“The face of the clock becomes a darker grey, and then black, with twinkling stars where the numbers had been previously. The body of the clock, which has been methodically turning itself inside out and expanding, it is now entirely subtle shades of white and grey And it is not just pieces, it is figures and objects, perfectly carved flowers and planets and tiny books with actual paper pages that turn. There is a silver dragon that curls around the clockwork, a tiny princess in a carved tower who paces in distress…. Teapots that pour into teacups and minuscule curls of tea that rise from them as the seconds tick. Wrapped presents open. …An entire game of chess is played.”
Celia steals the show again and again with her gifts of illusion which rival her world-renowned father, Prospero the Enchanter. She stuns her audiences with telekinetic, psychic, transmogrifying, incredible feats that defy gravity and astonish even the most cynical and pragmatic as she transmutes objects into birds, metamorphoses her appearance in seconds, heals wounds instantaneously, and literally levitates her audience members several inches off the ground during her performances. Thus, although she deems the title of an “illusionist” her illusions are actually real transmutations that astound both her audience and the readers of The Night Circus who have been captured and seduced by Morgenstern’s breathtaking prose.
Her competitor, Marco Alisdair, a former guttersnipe who was adopted and rigorously trained by A.H. (the mysterious character repetitively referred to as “the man in the grey suit”). Marco performs his illusions for the circus clandestinely while simultaneously serving as the assistant of the cirus’s cantankerous proprietor, Chandresh Christopher Lefevbre. We discover that Marco’s magic is vastly different from Celia’s (yet equally powerful), as he can manifest entire worlds at will, inventing environments of impressive beauty simply by passing his hands over one’s eyes.
Underneath the glamour and glittering world of the performers and tent after tent of wonders, we discover that the circus is itself the chess board for the two illusionists, Marco and Celia, and the competition between them established by their avaricious fathers who have proclaimed that the loser of this game shall die. According to Prospero the Enchanter, the circus, as miraculous as it is, is only a venue and/or an exhibition. He says to Celia, “You push the bounds of what your skills can do using this circus as a showplace. You prove yourself better and strong. You do everything you can to outshine your opponent.”
Little does Prospero realize that the two opponents would fall madly and irrevocably in love. Not bearing to see one another die, they concoct a plan – rather spontaneously – to both save each other and the circus from being destroyed by the dangers of the competition. We discover the most unexpected hero possible to salvage the circus as Celia and Marco strive to alter their previously determined fate.

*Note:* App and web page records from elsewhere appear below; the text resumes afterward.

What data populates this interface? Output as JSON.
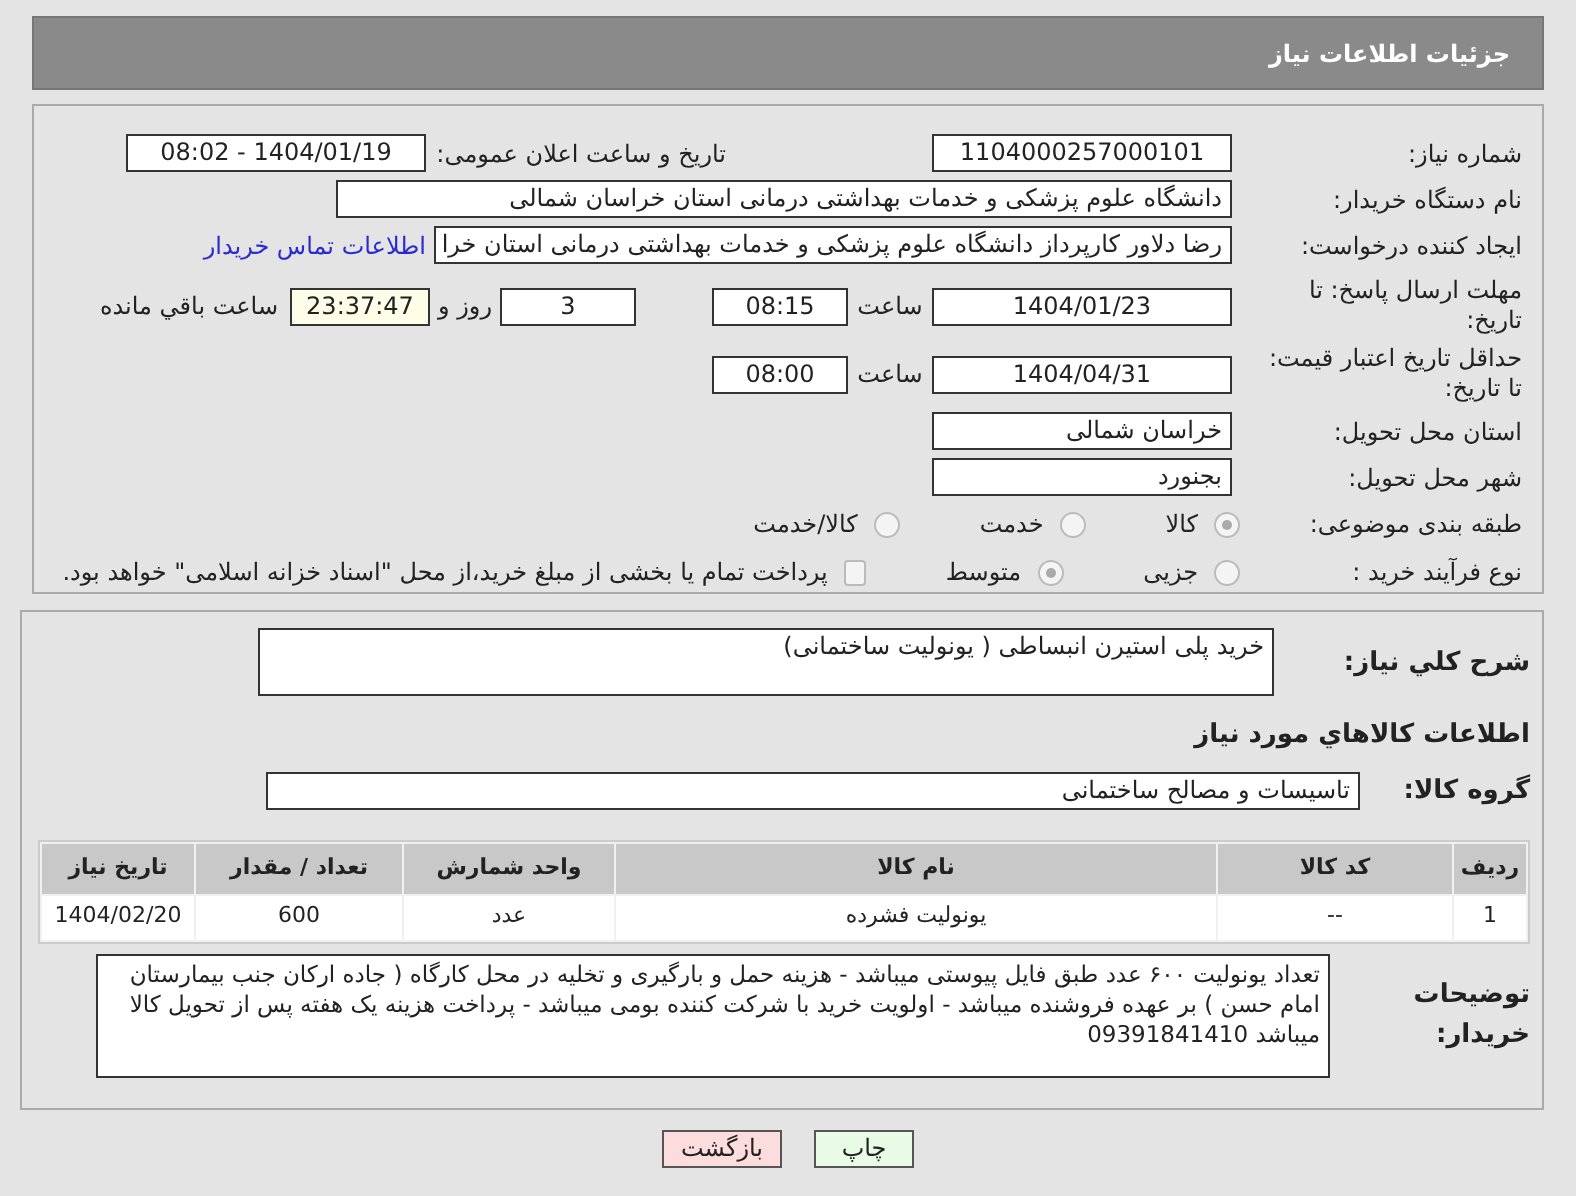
{
  "header": {
    "title": "جزئیات اطلاعات نیاز"
  },
  "need_number": {
    "label": "شماره نیاز:",
    "value": "1104000257000101"
  },
  "announce": {
    "label": "تاریخ و ساعت اعلان عمومی:",
    "value": "1404/01/19 - 08:02"
  },
  "buyer": {
    "label": "نام دستگاه خریدار:",
    "value": "دانشگاه علوم پزشکی و خدمات بهداشتی درمانی استان خراسان شمالی"
  },
  "creator": {
    "label": "ایجاد کننده درخواست:",
    "value": "رضا دلاور کارپرداز  دانشگاه علوم پزشکی و خدمات بهداشتی درمانی استان خرا",
    "link": "اطلاعات تماس خریدار"
  },
  "deadline": {
    "label": "مهلت ارسال پاسخ: تا تاریخ:",
    "date": "1404/01/23",
    "time_label": "ساعت",
    "time": "08:15",
    "days": "3",
    "days_label": "روز و",
    "remaining": "23:37:47",
    "remaining_label": "ساعت باقي مانده"
  },
  "validity": {
    "label": "حداقل تاریخ اعتبار قیمت: تا تاریخ:",
    "date": "1404/04/31",
    "time_label": "ساعت",
    "time": "08:00"
  },
  "province": {
    "label": "استان محل تحویل:",
    "value": "خراسان شمالی"
  },
  "city": {
    "label": "شهر محل تحویل:",
    "value": "بجنورد"
  },
  "category": {
    "label": "طبقه بندی موضوعی:",
    "options": [
      {
        "label": "کالا",
        "selected": true
      },
      {
        "label": "خدمت",
        "selected": false
      },
      {
        "label": "کالا/خدمت",
        "selected": false
      }
    ]
  },
  "process": {
    "label": "نوع فرآیند خرید :",
    "options": [
      {
        "label": "جزیی",
        "selected": false
      },
      {
        "label": "متوسط",
        "selected": true
      }
    ],
    "checkbox": {
      "label": "پرداخت تمام یا بخشی از مبلغ خرید،از محل \"اسناد خزانه اسلامی\" خواهد بود.",
      "checked": false
    }
  },
  "description": {
    "label": "شرح کلي نیاز:",
    "value": "خرید پلی استیرن انبساطی ( یونولیت ساختمانی)"
  },
  "goods_heading": "اطلاعات کالاهاي مورد نیاز",
  "goods_group": {
    "label": "گروه کالا:",
    "value": "تاسیسات و مصالح ساختمانی"
  },
  "table": {
    "columns": [
      "ردیف",
      "کد کالا",
      "نام کالا",
      "واحد شمارش",
      "تعداد / مقدار",
      "تاریخ نیاز"
    ],
    "rows": [
      [
        "1",
        "--",
        "یونولیت فشرده",
        "عدد",
        "600",
        "1404/02/20"
      ]
    ]
  },
  "buyer_notes": {
    "label": "توضیحات خریدار:",
    "value": "تعداد یونولیت ۶۰۰ عدد طبق فایل پیوستی میباشد - هزینه حمل و بارگیری و تخلیه در محل کارگاه ( جاده ارکان جنب بیمارستان امام حسن ) بر عهده فروشنده میباشد - اولویت خرید با شرکت کننده بومی میباشد - پرداخت هزینه یک هفته پس از تحویل کالا میباشد 09391841410"
  },
  "buttons": [
    {
      "label": "چاپ",
      "kind": "print"
    },
    {
      "label": "بازگشت",
      "kind": "back"
    }
  ]
}
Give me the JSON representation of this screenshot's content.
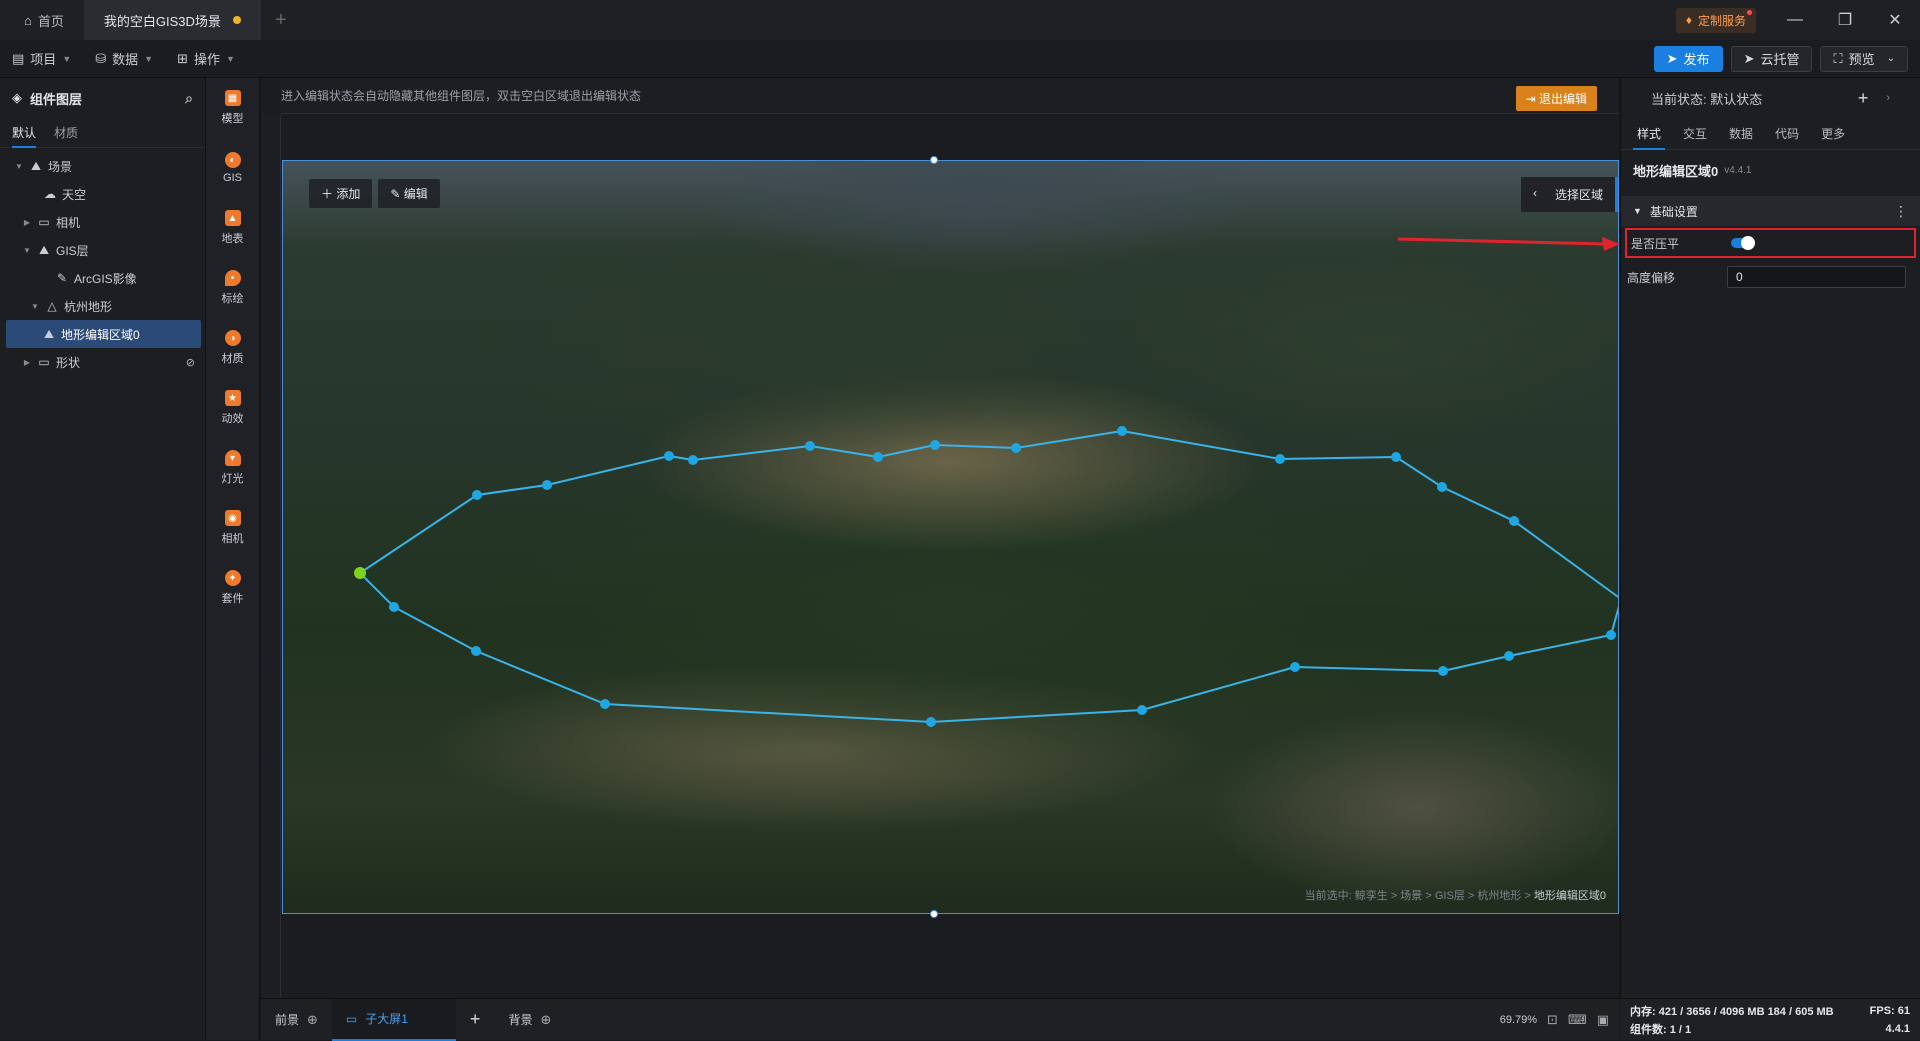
{
  "titlebar": {
    "tabs": [
      {
        "label": "首页"
      },
      {
        "label": "我的空白GIS3D场景"
      }
    ],
    "custom_service": "定制服务"
  },
  "menubar": {
    "menus": [
      "项目",
      "数据",
      "操作"
    ],
    "publish": "发布",
    "cloud": "云托管",
    "preview": "预览"
  },
  "left_panel": {
    "title": "组件图层",
    "tabs": [
      "默认",
      "材质"
    ],
    "tree": [
      {
        "label": "场景"
      },
      {
        "label": "天空"
      },
      {
        "label": "相机"
      },
      {
        "label": "GIS层"
      },
      {
        "label": "ArcGIS影像"
      },
      {
        "label": "杭州地形"
      },
      {
        "label": "地形编辑区域0"
      },
      {
        "label": "形状"
      }
    ]
  },
  "tools": [
    {
      "label": "模型",
      "icon": "model-icon"
    },
    {
      "label": "GIS",
      "icon": "gis-icon"
    },
    {
      "label": "地表",
      "icon": "terrain-icon"
    },
    {
      "label": "标绘",
      "icon": "marker-icon"
    },
    {
      "label": "材质",
      "icon": "material-icon"
    },
    {
      "label": "动效",
      "icon": "effect-icon"
    },
    {
      "label": "灯光",
      "icon": "light-icon"
    },
    {
      "label": "相机",
      "icon": "camera-icon"
    },
    {
      "label": "套件",
      "icon": "kit-icon"
    }
  ],
  "canvas": {
    "hint": "进入编辑状态会自动隐藏其他组件图层，双击空白区域退出编辑状态",
    "exit_edit": "退出编辑",
    "add": "添加",
    "edit": "编辑",
    "select_area": "选择区域",
    "breadcrumb_prefix": "当前选中: 鲸孪生 > 场景 > GIS层 > 杭州地形 > ",
    "breadcrumb_last": "地形编辑区域0"
  },
  "bottombar": {
    "foreground": "前景",
    "active_tab": "子大屏1",
    "background": "背景",
    "zoom": "69.79%"
  },
  "right_panel": {
    "state": "当前状态:  默认状态",
    "tabs": [
      "样式",
      "交互",
      "数据",
      "代码",
      "更多"
    ],
    "component_name": "地形编辑区域0",
    "version": "v4.4.1",
    "section": "基础设置",
    "prop_flatten": "是否压平",
    "flatten_on": true,
    "prop_height_offset": "高度偏移",
    "height_offset_value": "0"
  },
  "statusbar": {
    "memory": "内存:  421 / 3656 / 4096 MB  184 / 605 MB",
    "fps": "FPS:  61",
    "components": "组件数: 1 / 1",
    "version": "4.4.1"
  },
  "colors": {
    "accent": "#1a7fe0",
    "warning": "#d9821c",
    "highlight_red": "#e0242d",
    "polygon": "#3ab4e8"
  }
}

Underneath the lush and beautiful world of her prose, Morgenstern well understands what makes The Night Circus tick: that Marco and Celia, whether in competition or in love, are part of a wider world they must engage with but also transcend. It’s a world whose mystique and enigma is intoxicating and shall inevitably catalyze an eclectic array of long-term fans.
~ Victoria Andrew
The Book Goddess